With the arrival of midday, the water temperatures will have risen, the fish should be more active and any insects that are going to hatch should between 11:00 and 2:00.  You should not have a problem determining what insects are hatching since there is usually one Predominant species on the water.  When the weather turns cold, you should look for three species of bugs: midges, winter stoneflies and blue winged olives.   If you see midges on the water, make sure you collect a sample of the naturals floating downstream to determine their exact size and color.  To make the most of fishing midges, fish the pupa just under the surface with a small dry or indicator on top during the hatch. 


Fishing the midge pupa in the surface is another very effective tactic in the winter because the naturals tend to hang longer in the surface film due to the colder water temperatures.  There are also a lot of stillborn adults that cannot escape from their pupal shucks and are either dead or dying in the surface film.  A hatching midge pattern can be very effective to imitate this.  

The winter stoneflies are usually very small and dark brown to black in color.  They will emerge and fly to the bank to mate.  A dark colored stonefly patter in a size 16 to 20 can be very productive.  Just tie a pattern using peacock hearl for the body and put a very sparse wing on the top out of dark deer hair of CDC.


The Blue Winged Olive hatch in the winter can be a real joy.  Depending on the stream, hatches will usually occur between November and March with some of the hatches almost reaching those that occur in the spring.  Always start fishing with a small BWO nymph until the hatch starts.  It would be wise then to switch to a BWO emerger just under the surface.  When the trout begin keying in on the adults floating on the surface, switch to a dry like a comparadun BWO or a parachute BWO in the correct size.  Make sure you make a good presentation and get a drift right down a trout’s feeding lane when fishing dries since the fish are still going to be sluggish with the colder water temperatures.
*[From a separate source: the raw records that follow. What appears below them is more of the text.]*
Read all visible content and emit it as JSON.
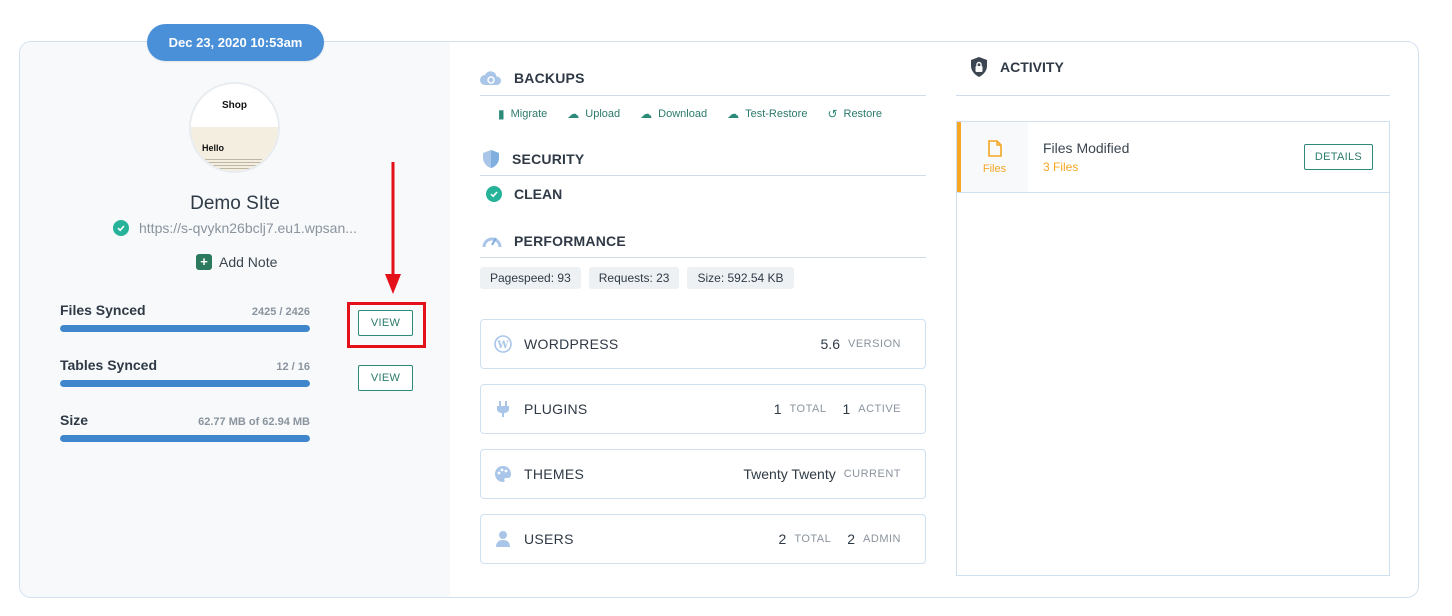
{
  "date": "Dec 23, 2020 10:53am",
  "site": {
    "thumb_title": "Shop",
    "thumb_heading": "Hello",
    "name": "Demo SIte",
    "url": "https://s-qvykn26bclj7.eu1.wpsan...",
    "add_note": "Add Note"
  },
  "stats": [
    {
      "label": "Files Synced",
      "value": "2425 / 2426",
      "progress": 0.9996
    },
    {
      "label": "Tables Synced",
      "value": "12 / 16",
      "progress": 1.0
    },
    {
      "label": "Size",
      "value": "62.77 MB of 62.94 MB",
      "progress": 1.0
    }
  ],
  "view_label": "VIEW",
  "backups": {
    "title": "BACKUPS",
    "actions": [
      "Migrate",
      "Upload",
      "Download",
      "Test-Restore",
      "Restore"
    ]
  },
  "security": {
    "title": "SECURITY",
    "status": "CLEAN"
  },
  "performance": {
    "title": "PERFORMANCE",
    "chips": [
      "Pagespeed: 93",
      "Requests: 23",
      "Size: 592.54 KB"
    ]
  },
  "cards": {
    "wordpress": {
      "name": "WORDPRESS",
      "num": "5.6",
      "unit": "VERSION"
    },
    "plugins": {
      "name": "PLUGINS",
      "num1": "1",
      "unit1": "TOTAL",
      "num2": "1",
      "unit2": "ACTIVE"
    },
    "themes": {
      "name": "THEMES",
      "num": "Twenty Twenty",
      "unit": "CURRENT"
    },
    "users": {
      "name": "USERS",
      "num1": "2",
      "unit1": "TOTAL",
      "num2": "2",
      "unit2": "ADMIN"
    }
  },
  "activity": {
    "title": "ACTIVITY",
    "item": {
      "type": "Files",
      "title": "Files Modified",
      "sub": "3 Files",
      "button": "DETAILS"
    }
  },
  "colors": {
    "accent": "#4a90d9",
    "green": "#2b8a78",
    "orange": "#f5a623",
    "annotation_red": "#e4101a"
  }
}
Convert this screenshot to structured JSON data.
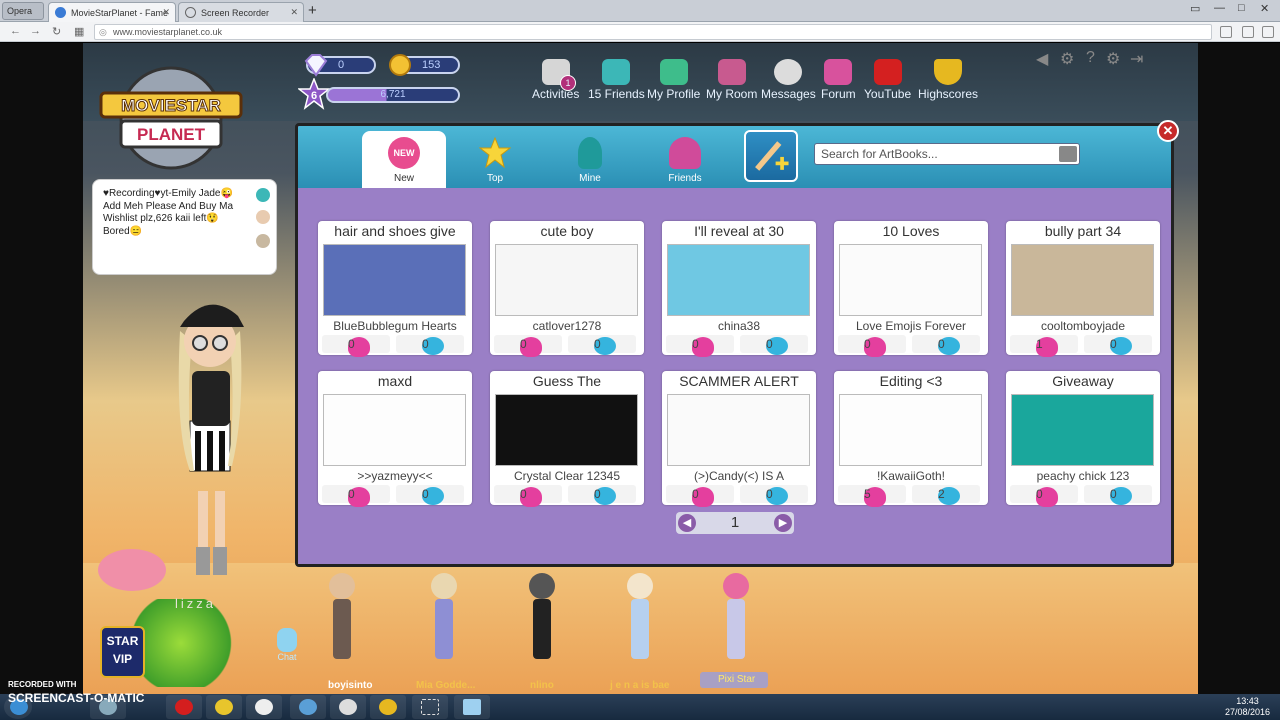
{
  "browser": {
    "menu_label": "Opera",
    "tabs": [
      {
        "label": "MovieStarPlanet - Fame"
      },
      {
        "label": "Screen Recorder"
      }
    ],
    "new_tab": "+",
    "url": "www.moviestarplanet.co.uk"
  },
  "game": {
    "logo": {
      "line1": "MOVIESTAR",
      "line2": "PLANET"
    },
    "stats": {
      "diamonds": "0",
      "coins": "153",
      "level": "6",
      "fame": "6,721"
    },
    "menu": [
      {
        "label": "Activities",
        "badge": "1",
        "icon": "activities-icon"
      },
      {
        "label": "15 Friends",
        "icon": "friends-icon"
      },
      {
        "label": "My Profile",
        "icon": "profile-icon"
      },
      {
        "label": "My Room",
        "icon": "room-icon"
      },
      {
        "label": "Messages",
        "icon": "messages-icon"
      },
      {
        "label": "Forum",
        "icon": "forum-icon"
      },
      {
        "label": "YouTube",
        "icon": "youtube-icon"
      },
      {
        "label": "Highscores",
        "icon": "trophy-icon"
      }
    ],
    "chat_bubble": {
      "line1": "♥Recording♥yt-Emily Jade😜",
      "line2": "Add Meh Please And Buy Ma",
      "line3": "Wishlist plz,626 kaii left😲",
      "line4": "Bored😑"
    },
    "username": "lizza",
    "vip": {
      "line1": "STAR",
      "line2": "VIP"
    },
    "chat_label": "Chat",
    "avatars": [
      {
        "name": "boyisinto",
        "color": "#ffffff"
      },
      {
        "name": "Mia Godde...",
        "color": "#f3c24a"
      },
      {
        "name": "nlino",
        "color": "#f3c24a"
      },
      {
        "name": "j e n a is bae",
        "color": "#f3c24a"
      }
    ],
    "pixi_star": "Pixi Star"
  },
  "artbooks": {
    "tabs": [
      {
        "label": "New",
        "badge": "NEW"
      },
      {
        "label": "Top"
      },
      {
        "label": "Mine"
      },
      {
        "label": "Friends"
      }
    ],
    "search_placeholder": "Search for ArtBooks...",
    "close": "✕",
    "page": "1",
    "cards": [
      {
        "title": "hair and shoes give",
        "author": "BlueBubblegum Hearts",
        "likes": "0",
        "comments": "0",
        "thumb": "#5a6fb8"
      },
      {
        "title": "cute boy",
        "author": "catlover1278",
        "likes": "0",
        "comments": "0",
        "thumb": "#f6f6f6"
      },
      {
        "title": "I'll reveal at 30",
        "author": "china38",
        "likes": "0",
        "comments": "0",
        "thumb": "#6fc8e3"
      },
      {
        "title": "10 Loves",
        "author": "Love Emojis Forever",
        "likes": "0",
        "comments": "0",
        "thumb": "#fbfbfb"
      },
      {
        "title": "bully part 34",
        "author": "cooltomboyjade",
        "likes": "1",
        "comments": "0",
        "thumb": "#c9b79a"
      },
      {
        "title": "maxd",
        "author": ">>yazmeyy<<",
        "likes": "0",
        "comments": "0",
        "thumb": "#fdfdfd"
      },
      {
        "title": "Guess The",
        "author": "Crystal Clear 12345",
        "likes": "0",
        "comments": "0",
        "thumb": "#111111"
      },
      {
        "title": "SCAMMER ALERT",
        "author": "(>)Candy(<) IS A",
        "likes": "0",
        "comments": "0",
        "thumb": "#fafafa"
      },
      {
        "title": "Editing <3",
        "author": "!KawaiiGoth!",
        "likes": "5",
        "comments": "2",
        "thumb": "#fdfdfd"
      },
      {
        "title": "Giveaway",
        "author": "peachy chick 123",
        "likes": "0",
        "comments": "0",
        "thumb": "#1aa79c"
      }
    ]
  },
  "taskbar": {
    "watermark_line1": "RECORDED WITH",
    "watermark_line2": "SCREENCAST-O-MATIC",
    "time": "13:43",
    "date": "27/08/2016"
  }
}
When the sun begins to disappear, the stream will begin to cool quickly as well as the hatches.  The usual spinner falls of spring and summer will generally not happen at dusk during the winter.  If they have not happened by late afternoon, they will usually wait until the next day.   During this period, you may want to switch back to fishing nymphs near the bottom or just head home and warm yourself up.